Many contractors were not paid the amount that they billed to Trump’s casino. This, of course, is a risk that any contractor takes when providing services, and a loss that was avoided by some of the businesses that understand the billing process in the construction industry. Additionally, according to Trump’s organization, many of the unpaid bills were for extras which Trump was not obligated to pay, while some were simply over-charges for work completed.
Given the general lack of public understanding with regard to the both conduct of real world business and the complexities of the federal income tax code as applied to businesses and entities, Trump has not released his tax returns, knowing full well how the media will slant its coverage. Sunday’s example of biased, one-sided reporting provides ample proof for why he hasn’t. In some years, real-world businesses have losses that are used to offset future income. Without that logical procedure in place, business investment—always risky no matter how well planned—would decline significantly. In such a scenario, our already stagnant economy would soon grind to a halt.
Confusing the matter further, some wealthy individuals have been claiming to offer policy suggestions that are actually contrary to their own business practices. Warren Buffett, for example, says that all wealthy individuals should pay a minimum of 30 percent of their income in federal income tax. Today, Buffet pays about a 14 percent tax rate. The reason is that he employs a team of tax lawyers and tax accountants whose sole job is to figure out how to minimize Buffet’s tax liability. It’s the same thing each of us does when we hire a tax professional to figure out–and minimize–our own personal taxes on our annual tax return filing.
If Buffet really wanted to pay 30 percent, all he has to do is stop shifting his earnings from ordinary income to capital gains and stop taking all of the deductions he’s allowed by the current tax code. Since he does not and will not, it would seem that Buffet’s sincerity in this matter is questionable.
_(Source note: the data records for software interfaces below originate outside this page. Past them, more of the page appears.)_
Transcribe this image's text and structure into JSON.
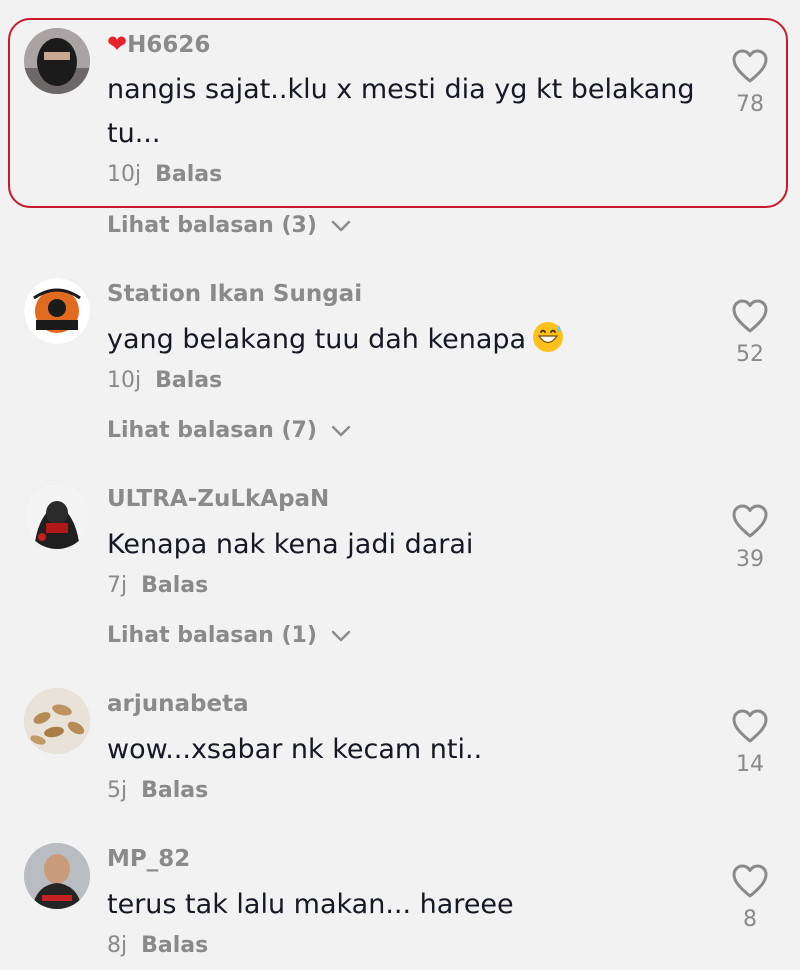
{
  "colors": {
    "background": "#f2f2f2",
    "highlight": "#c8192f",
    "text": "#161823",
    "muted": "#8a8a8a",
    "heart": "#e8222a"
  },
  "comments": [
    {
      "username_prefix_icon": "heart-icon",
      "username": "H6626",
      "text": "nangis sajat..klu x mesti dia yg kt belakang tu...",
      "time": "10j",
      "reply_label": "Balas",
      "likes": "78",
      "view_replies": "Lihat balasan (3)",
      "highlighted": true
    },
    {
      "username": "Station Ikan Sungai",
      "text": "yang belakang tuu dah kenapa",
      "trailing_emoji": "grinning-sweat-emoji",
      "time": "10j",
      "reply_label": "Balas",
      "likes": "52",
      "view_replies": "Lihat balasan (7)"
    },
    {
      "username": "ULTRA-ZuLkApaN",
      "text": "Kenapa nak kena jadi darai",
      "time": "7j",
      "reply_label": "Balas",
      "likes": "39",
      "view_replies": "Lihat balasan (1)"
    },
    {
      "username": "arjunabeta",
      "text": "wow...xsabar nk kecam nti..",
      "time": "5j",
      "reply_label": "Balas",
      "likes": "14"
    },
    {
      "username": "MP_82",
      "text": "terus tak lalu makan... hareee",
      "time": "8j",
      "reply_label": "Balas",
      "likes": "8"
    }
  ]
}
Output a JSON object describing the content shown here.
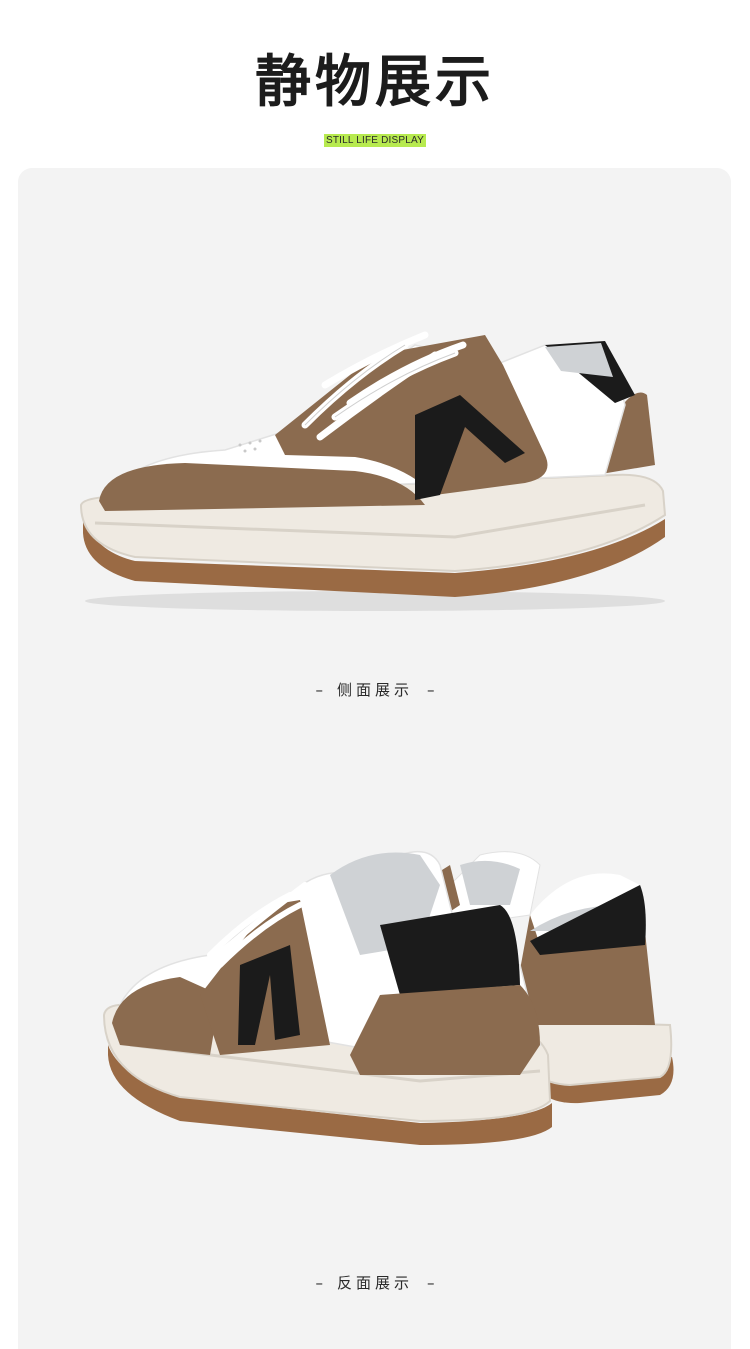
{
  "header": {
    "title": "静物展示",
    "subtitle": "STILL LIFE DISPLAY"
  },
  "sections": [
    {
      "caption": "侧面展示",
      "dash": "–"
    },
    {
      "caption": "反面展示",
      "dash": "–"
    }
  ],
  "colors": {
    "accent": "#b7ea4f",
    "panel": "#f3f3f3",
    "suede": "#8b6b4f",
    "leather": "#ffffff",
    "black_patch": "#1b1b1b",
    "sole": "#efeae2",
    "outsole": "#9a6a44"
  }
}
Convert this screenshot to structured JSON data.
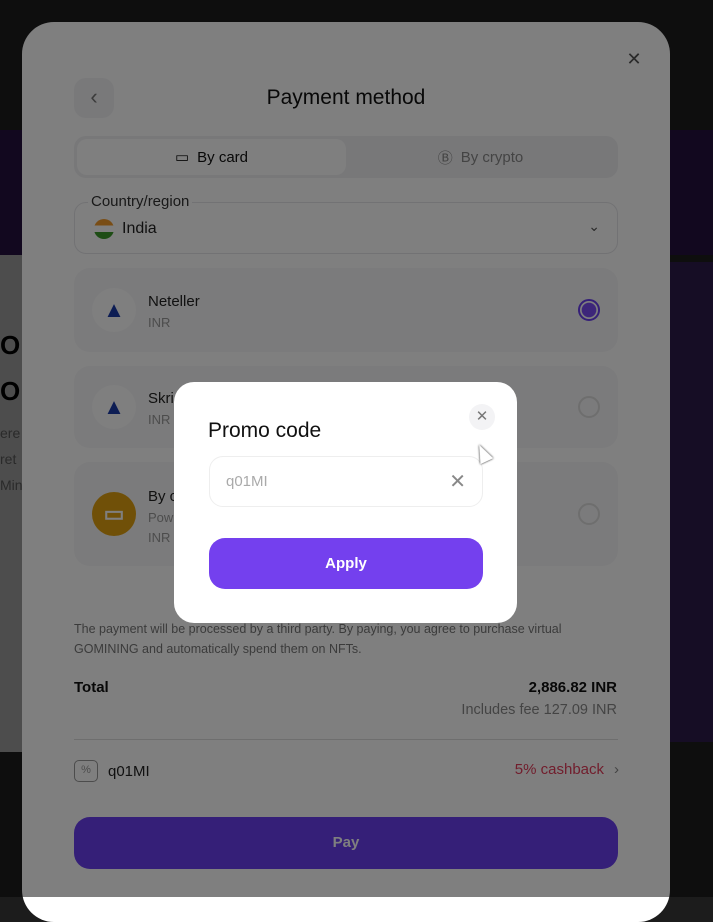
{
  "background": {
    "left_texts": [
      "O",
      "O"
    ],
    "left_small": [
      "ere",
      "ret",
      "Min"
    ]
  },
  "sheet": {
    "title": "Payment method",
    "back_icon": "chevron-left-icon",
    "close_icon": "close-icon",
    "tabs": [
      {
        "label": "By card",
        "icon": "card-icon",
        "active": true
      },
      {
        "label": "By crypto",
        "icon": "bitcoin-icon",
        "active": false
      }
    ],
    "country": {
      "label": "Country/region",
      "value": "India"
    },
    "methods": [
      {
        "name": "Neteller",
        "sub": "INR",
        "selected": true
      },
      {
        "name": "Skri",
        "sub": "INR",
        "selected": false
      },
      {
        "name": "By c",
        "sub": "Pow",
        "sub2": "INR",
        "selected": false
      }
    ],
    "notice": "The payment will be processed by a third party. By paying, you agree to purchase virtual GOMINING and automatically spend them on NFTs.",
    "total_label": "Total",
    "total_amount": "2,886.82 INR",
    "fee": "Includes fee 127.09 INR",
    "promo_code": "q01MI",
    "cashback": "5% cashback",
    "pay_label": "Pay",
    "accent": "#6a3ff0",
    "cashback_color": "#e33c5a"
  },
  "modal": {
    "title": "Promo code",
    "input_value": "q01MI",
    "apply_label": "Apply"
  }
}
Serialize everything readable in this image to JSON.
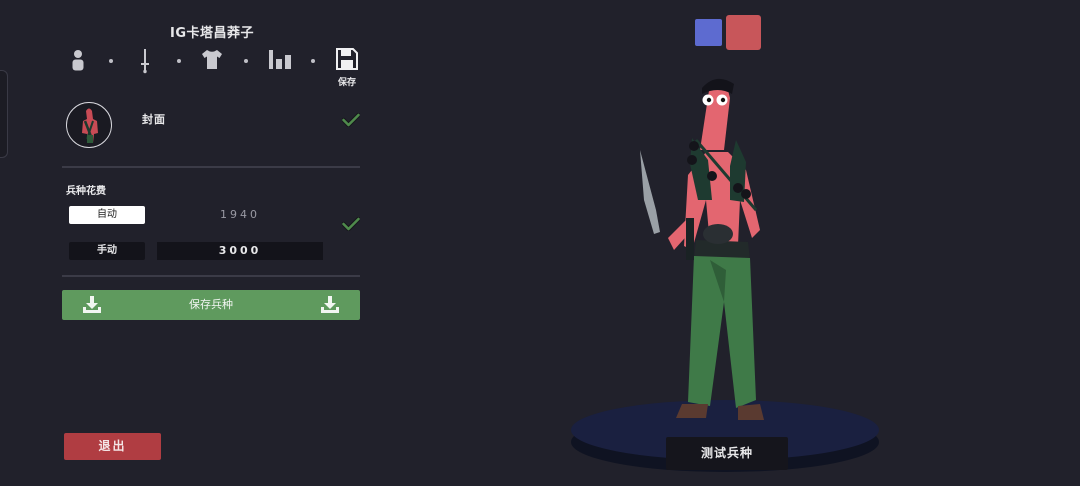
{
  "unit_name": "IG卡塔昌莽子",
  "step_icons": [
    "person-icon",
    "sword-icon",
    "shirt-icon",
    "stats-icon",
    "floppy-disk-icon"
  ],
  "save_step_label": "保存",
  "cover": {
    "label": "封面"
  },
  "cost_section": {
    "title": "兵种花费",
    "auto_label": "自动",
    "auto_value": "1940",
    "manual_label": "手动",
    "manual_value": "3000"
  },
  "save_unit_label": "保存兵种",
  "exit_label": "退出",
  "test_unit_label": "测试兵种",
  "colors": {
    "background": "#21212b",
    "team_blue": "#5d6bd0",
    "team_red": "#c8565a",
    "save_green": "#5f9a5e",
    "exit_red": "#b03d42",
    "check_green": "#4f8a4c"
  }
}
The Washington Post and The New York Times should immediately cease their shameful, biased reporting tactics and return to the days when they once published all the actual news fit to print. And report it in an objective manner.